• INSTRUCTIONS TO FOLLOW
When you copy the data that follows, reproduce every word exactly and leave out the images.

Top of AVAILABLE RECORDS

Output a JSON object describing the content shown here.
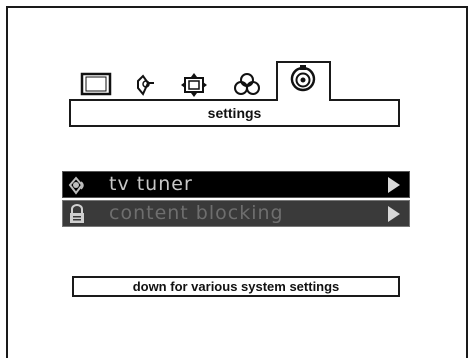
{
  "header": {
    "tabs": [
      {
        "icon": "screen-icon",
        "active": false
      },
      {
        "icon": "sound-icon",
        "active": false
      },
      {
        "icon": "picture-size-icon",
        "active": false
      },
      {
        "icon": "color-icon",
        "active": false
      },
      {
        "icon": "settings-icon",
        "active": true
      }
    ],
    "title": "settings"
  },
  "menu": {
    "items": [
      {
        "label": "tv tuner",
        "icon": "antenna-icon",
        "selected": true
      },
      {
        "label": "content blocking",
        "icon": "lock-icon",
        "selected": false
      }
    ]
  },
  "hint": "down for various system settings",
  "colors": {
    "selected_row_bg": "#000000",
    "row_bg": "#3a3a3a",
    "arrow": "#d8d8d8",
    "border": "#1a1a1a"
  }
}
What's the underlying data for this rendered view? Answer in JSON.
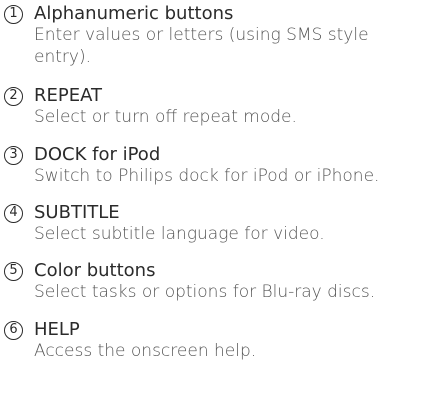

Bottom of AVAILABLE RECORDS

• SOLVED PROBLEM
Output a JSON object describing the content shown here.
{
  "header": {
    "tabs": [
      {
        "icon": "screen-icon",
        "active": false
      },
      {
        "icon": "sound-icon",
        "active": false
      },
      {
        "icon": "picture-size-icon",
        "active": false
      },
      {
        "icon": "color-icon",
        "active": false
      },
      {
        "icon": "settings-icon",
        "active": true
      }
    ],
    "title": "settings"
  },
  "menu": {
    "items": [
      {
        "label": "tv tuner",
        "icon": "antenna-icon",
        "selected": true
      },
      {
        "label": "content blocking",
        "icon": "lock-icon",
        "selected": false
      }
    ]
  },
  "hint": "down for various system settings",
  "colors": {
    "selected_row_bg": "#000000",
    "row_bg": "#3a3a3a",
    "arrow": "#d8d8d8",
    "border": "#1a1a1a"
  }
}
What's the underlying data for this rendered view? Answer in JSON.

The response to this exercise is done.